WORK REQUEST
From the entries, return every line where the string "status" shows up.

EXTRACTED ENTRIES
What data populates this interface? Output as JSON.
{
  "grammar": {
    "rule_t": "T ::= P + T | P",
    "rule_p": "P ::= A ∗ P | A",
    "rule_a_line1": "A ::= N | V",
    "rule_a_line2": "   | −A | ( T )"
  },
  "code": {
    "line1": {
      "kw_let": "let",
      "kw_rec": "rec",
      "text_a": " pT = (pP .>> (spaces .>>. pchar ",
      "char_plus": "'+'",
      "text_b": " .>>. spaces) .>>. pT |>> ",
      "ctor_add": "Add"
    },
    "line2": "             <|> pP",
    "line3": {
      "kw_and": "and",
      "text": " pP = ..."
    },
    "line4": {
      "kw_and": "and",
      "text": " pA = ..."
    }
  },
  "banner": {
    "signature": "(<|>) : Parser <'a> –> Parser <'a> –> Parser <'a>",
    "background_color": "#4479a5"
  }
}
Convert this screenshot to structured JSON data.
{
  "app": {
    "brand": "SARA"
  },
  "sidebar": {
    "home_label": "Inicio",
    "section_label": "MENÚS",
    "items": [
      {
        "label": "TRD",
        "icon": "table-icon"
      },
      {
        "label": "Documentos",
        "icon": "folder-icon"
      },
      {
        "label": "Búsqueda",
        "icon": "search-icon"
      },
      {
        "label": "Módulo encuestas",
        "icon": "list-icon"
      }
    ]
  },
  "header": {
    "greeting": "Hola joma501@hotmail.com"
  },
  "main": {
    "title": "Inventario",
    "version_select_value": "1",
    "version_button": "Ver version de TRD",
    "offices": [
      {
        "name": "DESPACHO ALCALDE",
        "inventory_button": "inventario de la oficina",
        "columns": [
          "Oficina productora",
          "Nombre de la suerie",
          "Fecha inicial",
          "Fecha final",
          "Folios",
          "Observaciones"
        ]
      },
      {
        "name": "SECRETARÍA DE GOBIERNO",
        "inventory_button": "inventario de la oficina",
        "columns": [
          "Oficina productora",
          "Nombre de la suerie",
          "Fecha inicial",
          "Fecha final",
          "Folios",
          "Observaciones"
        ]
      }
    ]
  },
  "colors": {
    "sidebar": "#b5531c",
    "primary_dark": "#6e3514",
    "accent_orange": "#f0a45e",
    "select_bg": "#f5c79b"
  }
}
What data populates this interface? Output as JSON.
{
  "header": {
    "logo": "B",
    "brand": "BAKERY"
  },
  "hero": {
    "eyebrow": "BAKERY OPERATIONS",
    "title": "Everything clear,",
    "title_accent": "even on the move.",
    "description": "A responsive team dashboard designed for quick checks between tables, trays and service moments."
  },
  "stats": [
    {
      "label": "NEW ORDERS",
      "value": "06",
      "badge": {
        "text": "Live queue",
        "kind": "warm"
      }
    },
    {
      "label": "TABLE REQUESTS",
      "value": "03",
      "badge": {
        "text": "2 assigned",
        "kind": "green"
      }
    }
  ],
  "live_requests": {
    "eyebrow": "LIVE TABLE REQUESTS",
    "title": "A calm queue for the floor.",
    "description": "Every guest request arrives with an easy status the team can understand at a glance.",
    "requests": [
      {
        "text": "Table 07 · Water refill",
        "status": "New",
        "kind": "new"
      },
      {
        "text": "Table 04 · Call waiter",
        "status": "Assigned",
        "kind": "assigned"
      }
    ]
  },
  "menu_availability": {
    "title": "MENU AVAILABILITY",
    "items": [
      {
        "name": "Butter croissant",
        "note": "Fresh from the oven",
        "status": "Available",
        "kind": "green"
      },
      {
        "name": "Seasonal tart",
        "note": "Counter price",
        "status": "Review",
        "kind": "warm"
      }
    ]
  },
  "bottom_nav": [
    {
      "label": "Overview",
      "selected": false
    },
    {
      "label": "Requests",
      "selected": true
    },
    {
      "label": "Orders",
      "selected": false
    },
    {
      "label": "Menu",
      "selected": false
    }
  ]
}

REPLY
    "description": "Every guest request arrives with an easy status the team can understand at a glance.",
        "status": "New",
        "status": "Assigned",
        "status": "Available",
        "status": "Review",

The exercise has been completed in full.